The BB in its report said that banks must make proper assessments before providing loans and ensure that the loans were utilised properly with a view to reducing the banks' total classified loans.
The amount of defaulted loans in banks soared to Tk 1,20,656 crore at the end of December 2022 from Tk 1,03,273 crore in the same period of 2021, according to BB data released on Sunday.
Non-performing loans (NPL) amounted to Tk 88,734 crore in December 2020. Despite promises from the government and the central bank to reduce defaulted loans, the situation is deteriorating, bankers said.
Of the total defaulted loans, Tk 1,06,982 crore or 88 per cent turned into bad loans which the central bank apprehended were not recoverable.
The total loans disbursed were Tk 14,77,788 crore at the end of December 2022 and 8.16 per cent of them became classified. The ratio was 7.93 per cent at the end of December in 2021.
The rising volume of NPL's is expected to have myriad adverse consequences, including destroying the trust of depositors, which is resulting in reduced deposit growth in the banking sector.
The BB in its report claimed that it had strengthened monitoring on loans and loan recovery of the banks to avert risks of defaulting.

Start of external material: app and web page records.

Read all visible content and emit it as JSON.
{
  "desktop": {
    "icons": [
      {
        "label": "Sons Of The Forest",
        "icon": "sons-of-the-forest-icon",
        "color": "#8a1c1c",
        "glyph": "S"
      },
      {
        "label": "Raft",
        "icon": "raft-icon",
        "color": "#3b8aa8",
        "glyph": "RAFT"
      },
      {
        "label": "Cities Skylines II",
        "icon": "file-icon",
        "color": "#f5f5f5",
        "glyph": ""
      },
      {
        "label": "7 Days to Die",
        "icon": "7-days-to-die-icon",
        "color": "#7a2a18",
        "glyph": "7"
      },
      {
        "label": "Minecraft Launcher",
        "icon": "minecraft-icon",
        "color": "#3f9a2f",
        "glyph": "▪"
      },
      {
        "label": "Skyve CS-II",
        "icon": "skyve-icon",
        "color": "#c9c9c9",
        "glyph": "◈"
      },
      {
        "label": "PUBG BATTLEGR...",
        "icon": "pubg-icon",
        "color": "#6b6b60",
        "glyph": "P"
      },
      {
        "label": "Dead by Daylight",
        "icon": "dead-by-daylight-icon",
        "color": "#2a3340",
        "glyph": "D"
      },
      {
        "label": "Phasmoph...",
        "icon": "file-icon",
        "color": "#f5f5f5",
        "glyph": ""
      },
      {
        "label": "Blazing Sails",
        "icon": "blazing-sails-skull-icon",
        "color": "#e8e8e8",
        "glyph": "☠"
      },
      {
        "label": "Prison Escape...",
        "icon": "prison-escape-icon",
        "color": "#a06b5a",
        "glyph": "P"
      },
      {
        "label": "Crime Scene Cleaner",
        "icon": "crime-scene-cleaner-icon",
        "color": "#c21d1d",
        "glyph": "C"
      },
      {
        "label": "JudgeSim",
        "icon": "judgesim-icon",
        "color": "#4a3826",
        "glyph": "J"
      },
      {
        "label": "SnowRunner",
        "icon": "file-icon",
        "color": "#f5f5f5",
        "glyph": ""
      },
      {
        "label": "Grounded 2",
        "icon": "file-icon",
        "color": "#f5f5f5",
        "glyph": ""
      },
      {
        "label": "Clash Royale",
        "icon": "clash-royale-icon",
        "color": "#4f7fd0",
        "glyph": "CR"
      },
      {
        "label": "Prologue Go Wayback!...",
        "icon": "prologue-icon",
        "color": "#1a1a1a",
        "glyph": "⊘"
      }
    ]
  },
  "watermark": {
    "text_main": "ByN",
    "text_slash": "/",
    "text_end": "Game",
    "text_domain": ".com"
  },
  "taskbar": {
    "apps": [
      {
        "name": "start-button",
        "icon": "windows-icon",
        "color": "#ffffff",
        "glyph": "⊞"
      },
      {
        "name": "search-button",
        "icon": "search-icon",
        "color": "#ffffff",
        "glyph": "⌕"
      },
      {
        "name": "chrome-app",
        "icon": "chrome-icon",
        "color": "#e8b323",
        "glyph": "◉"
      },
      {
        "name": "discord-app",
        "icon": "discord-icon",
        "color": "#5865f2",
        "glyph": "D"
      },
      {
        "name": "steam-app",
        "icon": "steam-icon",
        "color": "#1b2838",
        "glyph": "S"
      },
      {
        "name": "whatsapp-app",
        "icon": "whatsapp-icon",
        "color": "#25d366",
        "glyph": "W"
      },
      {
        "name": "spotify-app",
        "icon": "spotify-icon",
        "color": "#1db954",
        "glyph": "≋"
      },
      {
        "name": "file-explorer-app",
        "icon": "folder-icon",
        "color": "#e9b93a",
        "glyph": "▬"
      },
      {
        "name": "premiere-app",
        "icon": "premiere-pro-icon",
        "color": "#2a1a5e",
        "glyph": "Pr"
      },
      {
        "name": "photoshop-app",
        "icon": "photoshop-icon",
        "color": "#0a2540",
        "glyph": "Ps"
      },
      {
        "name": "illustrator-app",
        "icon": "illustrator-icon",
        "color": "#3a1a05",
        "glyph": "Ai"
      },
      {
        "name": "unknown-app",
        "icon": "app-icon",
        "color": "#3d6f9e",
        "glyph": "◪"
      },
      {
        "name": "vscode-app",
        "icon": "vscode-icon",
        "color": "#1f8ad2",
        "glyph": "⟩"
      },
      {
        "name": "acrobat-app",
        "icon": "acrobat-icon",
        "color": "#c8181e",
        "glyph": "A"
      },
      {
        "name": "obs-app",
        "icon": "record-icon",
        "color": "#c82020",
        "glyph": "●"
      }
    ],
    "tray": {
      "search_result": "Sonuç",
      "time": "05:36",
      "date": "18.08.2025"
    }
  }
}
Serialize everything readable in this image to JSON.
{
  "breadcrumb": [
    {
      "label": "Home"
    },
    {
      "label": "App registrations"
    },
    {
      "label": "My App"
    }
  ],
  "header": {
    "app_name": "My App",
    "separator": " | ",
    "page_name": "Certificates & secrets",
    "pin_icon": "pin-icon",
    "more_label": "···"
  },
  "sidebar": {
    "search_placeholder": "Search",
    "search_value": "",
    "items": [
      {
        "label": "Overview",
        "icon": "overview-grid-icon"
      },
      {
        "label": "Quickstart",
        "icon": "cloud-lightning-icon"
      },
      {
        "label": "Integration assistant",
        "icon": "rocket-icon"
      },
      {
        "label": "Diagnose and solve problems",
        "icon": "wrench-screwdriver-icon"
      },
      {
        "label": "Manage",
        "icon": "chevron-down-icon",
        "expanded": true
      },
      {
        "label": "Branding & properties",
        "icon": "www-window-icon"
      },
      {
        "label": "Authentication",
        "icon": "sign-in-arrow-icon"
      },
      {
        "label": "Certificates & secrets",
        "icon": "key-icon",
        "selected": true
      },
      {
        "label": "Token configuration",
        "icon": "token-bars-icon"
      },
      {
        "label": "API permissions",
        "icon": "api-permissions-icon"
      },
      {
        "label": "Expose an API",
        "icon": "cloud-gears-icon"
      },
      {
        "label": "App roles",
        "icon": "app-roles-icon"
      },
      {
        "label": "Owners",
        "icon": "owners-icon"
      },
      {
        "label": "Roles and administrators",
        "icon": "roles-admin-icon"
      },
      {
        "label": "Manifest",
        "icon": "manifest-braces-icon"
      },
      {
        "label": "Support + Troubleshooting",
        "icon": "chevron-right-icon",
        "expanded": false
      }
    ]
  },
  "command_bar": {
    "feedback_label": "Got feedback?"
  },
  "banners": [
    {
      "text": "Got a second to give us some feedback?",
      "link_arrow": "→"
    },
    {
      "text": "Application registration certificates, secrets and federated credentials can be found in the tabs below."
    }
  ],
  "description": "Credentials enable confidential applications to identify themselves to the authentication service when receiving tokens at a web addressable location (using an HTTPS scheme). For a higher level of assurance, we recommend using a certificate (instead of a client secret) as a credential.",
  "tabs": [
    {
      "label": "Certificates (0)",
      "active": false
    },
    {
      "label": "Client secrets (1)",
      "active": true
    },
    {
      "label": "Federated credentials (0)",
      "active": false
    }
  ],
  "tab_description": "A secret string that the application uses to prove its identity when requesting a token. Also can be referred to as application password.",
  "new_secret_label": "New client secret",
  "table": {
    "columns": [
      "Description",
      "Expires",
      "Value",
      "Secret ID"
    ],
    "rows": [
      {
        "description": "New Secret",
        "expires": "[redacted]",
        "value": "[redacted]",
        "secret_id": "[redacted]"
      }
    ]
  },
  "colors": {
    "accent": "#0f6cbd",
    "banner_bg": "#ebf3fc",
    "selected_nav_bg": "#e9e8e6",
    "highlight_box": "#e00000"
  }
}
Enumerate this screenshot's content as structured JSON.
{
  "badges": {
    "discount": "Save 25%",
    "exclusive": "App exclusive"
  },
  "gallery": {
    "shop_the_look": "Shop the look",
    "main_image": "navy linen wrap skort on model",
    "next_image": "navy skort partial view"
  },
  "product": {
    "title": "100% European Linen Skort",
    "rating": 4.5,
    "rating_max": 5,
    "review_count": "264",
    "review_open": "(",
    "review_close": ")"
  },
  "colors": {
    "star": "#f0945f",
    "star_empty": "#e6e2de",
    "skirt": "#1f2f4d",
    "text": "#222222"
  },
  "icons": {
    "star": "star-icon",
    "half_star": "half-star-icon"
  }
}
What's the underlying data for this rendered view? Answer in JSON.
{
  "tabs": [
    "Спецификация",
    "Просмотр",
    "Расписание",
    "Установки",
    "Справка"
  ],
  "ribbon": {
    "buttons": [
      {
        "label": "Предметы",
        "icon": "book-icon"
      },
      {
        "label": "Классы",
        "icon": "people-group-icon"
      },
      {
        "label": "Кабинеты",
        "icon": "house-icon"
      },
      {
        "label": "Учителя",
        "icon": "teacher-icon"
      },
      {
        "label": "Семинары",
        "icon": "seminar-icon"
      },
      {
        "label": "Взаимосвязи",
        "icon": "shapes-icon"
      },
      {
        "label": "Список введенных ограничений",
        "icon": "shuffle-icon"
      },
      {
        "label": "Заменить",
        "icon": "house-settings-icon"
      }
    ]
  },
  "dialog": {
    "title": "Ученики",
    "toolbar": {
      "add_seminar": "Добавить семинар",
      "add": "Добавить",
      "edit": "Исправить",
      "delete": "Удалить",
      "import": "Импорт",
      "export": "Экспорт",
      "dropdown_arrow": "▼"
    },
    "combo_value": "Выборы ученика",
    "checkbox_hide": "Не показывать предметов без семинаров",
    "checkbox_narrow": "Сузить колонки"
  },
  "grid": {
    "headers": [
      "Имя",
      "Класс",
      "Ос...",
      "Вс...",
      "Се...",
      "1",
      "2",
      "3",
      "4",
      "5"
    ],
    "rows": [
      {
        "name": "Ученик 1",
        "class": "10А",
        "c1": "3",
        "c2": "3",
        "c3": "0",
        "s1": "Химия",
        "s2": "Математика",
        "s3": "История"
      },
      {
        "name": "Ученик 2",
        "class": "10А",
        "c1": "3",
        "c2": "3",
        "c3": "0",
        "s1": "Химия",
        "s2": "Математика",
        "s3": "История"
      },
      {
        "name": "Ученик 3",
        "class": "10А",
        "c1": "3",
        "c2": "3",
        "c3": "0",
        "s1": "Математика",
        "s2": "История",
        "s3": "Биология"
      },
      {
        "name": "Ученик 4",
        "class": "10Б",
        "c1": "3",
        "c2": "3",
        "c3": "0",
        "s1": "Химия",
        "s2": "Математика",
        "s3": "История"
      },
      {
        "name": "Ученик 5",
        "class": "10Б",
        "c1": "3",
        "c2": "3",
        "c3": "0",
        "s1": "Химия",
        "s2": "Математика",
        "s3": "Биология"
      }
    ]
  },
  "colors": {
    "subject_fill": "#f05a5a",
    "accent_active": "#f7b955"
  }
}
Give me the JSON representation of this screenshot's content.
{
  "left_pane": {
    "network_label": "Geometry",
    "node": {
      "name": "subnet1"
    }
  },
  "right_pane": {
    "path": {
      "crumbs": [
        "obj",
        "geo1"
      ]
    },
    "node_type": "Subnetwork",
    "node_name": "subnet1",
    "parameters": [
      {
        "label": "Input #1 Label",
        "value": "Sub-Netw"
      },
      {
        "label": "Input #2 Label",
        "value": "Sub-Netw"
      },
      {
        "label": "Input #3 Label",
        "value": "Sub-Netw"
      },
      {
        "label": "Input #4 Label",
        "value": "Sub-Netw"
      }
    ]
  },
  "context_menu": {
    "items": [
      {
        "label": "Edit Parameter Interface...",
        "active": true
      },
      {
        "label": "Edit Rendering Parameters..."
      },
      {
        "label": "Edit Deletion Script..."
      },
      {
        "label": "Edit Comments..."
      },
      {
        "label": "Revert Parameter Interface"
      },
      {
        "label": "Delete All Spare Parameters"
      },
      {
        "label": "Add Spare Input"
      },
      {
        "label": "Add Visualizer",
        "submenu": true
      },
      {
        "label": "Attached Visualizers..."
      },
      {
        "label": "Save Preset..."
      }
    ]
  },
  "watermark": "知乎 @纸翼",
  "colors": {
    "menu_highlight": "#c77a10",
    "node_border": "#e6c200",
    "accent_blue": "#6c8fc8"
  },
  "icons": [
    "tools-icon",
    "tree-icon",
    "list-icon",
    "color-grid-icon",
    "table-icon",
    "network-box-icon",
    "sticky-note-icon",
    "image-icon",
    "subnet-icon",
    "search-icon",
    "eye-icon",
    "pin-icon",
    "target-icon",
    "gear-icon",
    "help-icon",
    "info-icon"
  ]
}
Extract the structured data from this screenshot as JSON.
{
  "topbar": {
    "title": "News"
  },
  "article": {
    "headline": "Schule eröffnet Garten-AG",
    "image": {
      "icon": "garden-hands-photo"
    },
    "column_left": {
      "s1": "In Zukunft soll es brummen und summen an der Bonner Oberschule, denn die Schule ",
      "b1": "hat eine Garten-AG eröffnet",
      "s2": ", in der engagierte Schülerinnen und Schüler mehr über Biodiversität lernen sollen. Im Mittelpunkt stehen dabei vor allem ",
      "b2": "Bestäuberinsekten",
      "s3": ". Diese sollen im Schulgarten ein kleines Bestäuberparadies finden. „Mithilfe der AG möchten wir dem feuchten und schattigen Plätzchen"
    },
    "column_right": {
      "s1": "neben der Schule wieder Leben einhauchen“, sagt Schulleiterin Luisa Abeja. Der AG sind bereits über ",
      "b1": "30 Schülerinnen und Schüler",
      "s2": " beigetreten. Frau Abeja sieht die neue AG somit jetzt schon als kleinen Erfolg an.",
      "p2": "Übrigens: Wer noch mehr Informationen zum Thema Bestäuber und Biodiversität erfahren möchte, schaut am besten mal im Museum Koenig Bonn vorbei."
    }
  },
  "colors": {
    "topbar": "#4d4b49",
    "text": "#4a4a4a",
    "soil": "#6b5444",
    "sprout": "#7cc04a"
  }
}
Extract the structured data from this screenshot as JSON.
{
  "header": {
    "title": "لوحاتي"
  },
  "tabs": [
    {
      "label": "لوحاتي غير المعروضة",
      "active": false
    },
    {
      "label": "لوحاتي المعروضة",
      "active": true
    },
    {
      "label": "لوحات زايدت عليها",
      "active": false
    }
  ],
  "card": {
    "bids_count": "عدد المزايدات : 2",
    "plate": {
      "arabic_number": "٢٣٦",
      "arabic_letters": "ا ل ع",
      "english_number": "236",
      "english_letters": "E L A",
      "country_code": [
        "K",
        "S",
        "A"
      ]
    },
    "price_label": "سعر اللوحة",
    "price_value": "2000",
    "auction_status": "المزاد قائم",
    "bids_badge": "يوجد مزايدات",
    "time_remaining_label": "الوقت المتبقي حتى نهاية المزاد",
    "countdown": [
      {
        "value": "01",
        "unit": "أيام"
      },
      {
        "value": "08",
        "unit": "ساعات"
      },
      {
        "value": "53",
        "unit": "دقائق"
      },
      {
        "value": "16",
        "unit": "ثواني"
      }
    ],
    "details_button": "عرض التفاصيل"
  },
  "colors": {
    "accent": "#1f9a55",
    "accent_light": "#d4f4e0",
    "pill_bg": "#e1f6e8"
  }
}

It also said BB had been working to reduce defaulted loans, address risks in money and loan market, protect interests of depositors, prevent imbalance in between asset and liability in the banking sector and promote growth in the private sector credit for the continuation of economic development.
The central bank has imposed various restrictions on imports of luxury products, which helped to check foreign currency crisis on the market. The real effective exchange rate was Tk 104.81 at the end of December 2022.
The country's trade deficit dropped to $12.3 billion in July-December period of FY23 compared with that of $15.7 billion in the same period in the past financial year 2021-22 due to a fall in imports.
According to the Bangladesh Bank (BB) data, the private sector credit growth dropped to 12.8 per cent in December, the sixth month of the current financial year 2022-23, from 13.97 per cent in November.
Inflation has increased in recent days due to a host of reasons, including rising import cost and energy prices on the local market and appreciation of the dollar against the local currency taka.
Due to the high global inflation, it appeared to be challenging for Bangladesh to lower the inflation to a bearable mark, the report said. Inflation has become the most challenging task for the financial sector.
To avert pressure on the exchange rate, the county needs to reduce imports and raise domestic production, it suggested, adding that exports and remittance inflow must be raised.